Tokyo | February 2011
JPY 1,679; JPY 394 (USD 4.84, EUR 3.51) for food.
This is based on per capita per-day basis of Japan’s relative poverty line, average low-income household disposable income spent on food (excluding beverages, eating out and cooked meals).
Japan announced its poverty rate for the first time in October 2009, stating that 15.7% of the population fell below the poverty line in 2006, rising from 14.9% in 2003. The relative poverty rate for children was 14.2%. Japan’s social security expenditure was 24.4% of its national income in 2009; about 70% of this was for elderly benefits. The elderly are also helped through long-term care insurance system, which has over 3.8 million users. All citizens belong to a public medical insurance system, and the government has implemented compulsory 9-years of schooling, which is free at national and public schools.
Japan follows the relative poverty line defined by the Organization for Economic Cooperation and Development, which is half of the median national disposable income. Taking into account the relative income approach (instead of an absolute poverty based on basic needs expenditure), and the higher standards of living involving non-food consumption, our project focused on the food expenditure of low-income households.
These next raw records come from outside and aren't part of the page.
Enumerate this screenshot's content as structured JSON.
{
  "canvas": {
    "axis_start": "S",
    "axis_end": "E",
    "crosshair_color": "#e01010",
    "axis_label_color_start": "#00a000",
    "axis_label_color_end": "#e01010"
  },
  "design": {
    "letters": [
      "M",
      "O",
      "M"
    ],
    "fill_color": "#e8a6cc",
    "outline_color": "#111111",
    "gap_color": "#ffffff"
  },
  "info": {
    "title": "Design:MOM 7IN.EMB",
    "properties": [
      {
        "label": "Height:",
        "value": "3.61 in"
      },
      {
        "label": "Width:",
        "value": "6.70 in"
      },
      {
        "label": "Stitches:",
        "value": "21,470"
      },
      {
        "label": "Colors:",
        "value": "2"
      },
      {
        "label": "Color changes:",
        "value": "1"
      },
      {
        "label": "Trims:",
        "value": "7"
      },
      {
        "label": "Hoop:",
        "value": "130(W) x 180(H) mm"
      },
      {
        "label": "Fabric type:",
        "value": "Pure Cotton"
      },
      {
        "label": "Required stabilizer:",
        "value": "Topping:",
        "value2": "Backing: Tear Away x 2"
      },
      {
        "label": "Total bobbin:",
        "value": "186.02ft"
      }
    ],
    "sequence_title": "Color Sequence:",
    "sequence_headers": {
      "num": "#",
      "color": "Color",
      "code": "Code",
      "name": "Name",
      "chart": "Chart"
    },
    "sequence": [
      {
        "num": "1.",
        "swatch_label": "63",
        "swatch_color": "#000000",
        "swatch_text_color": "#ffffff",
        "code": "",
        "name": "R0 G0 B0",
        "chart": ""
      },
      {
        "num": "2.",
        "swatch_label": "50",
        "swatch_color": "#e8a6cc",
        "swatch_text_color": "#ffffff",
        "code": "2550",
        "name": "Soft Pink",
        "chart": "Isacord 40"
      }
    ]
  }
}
The average household size of the lowest income quintile was 1.86. Poverty information is under the purview of the Ministry of Health, Labour and Welfare, which runs the National Livelihood Survey, and household income distribution data is also collected by the Statistics Bureau, through the National Survey of Family Income and Expenditure.
Note: Latest available standards and exchange rates were taken as of February 2011, when the photography was undertaken.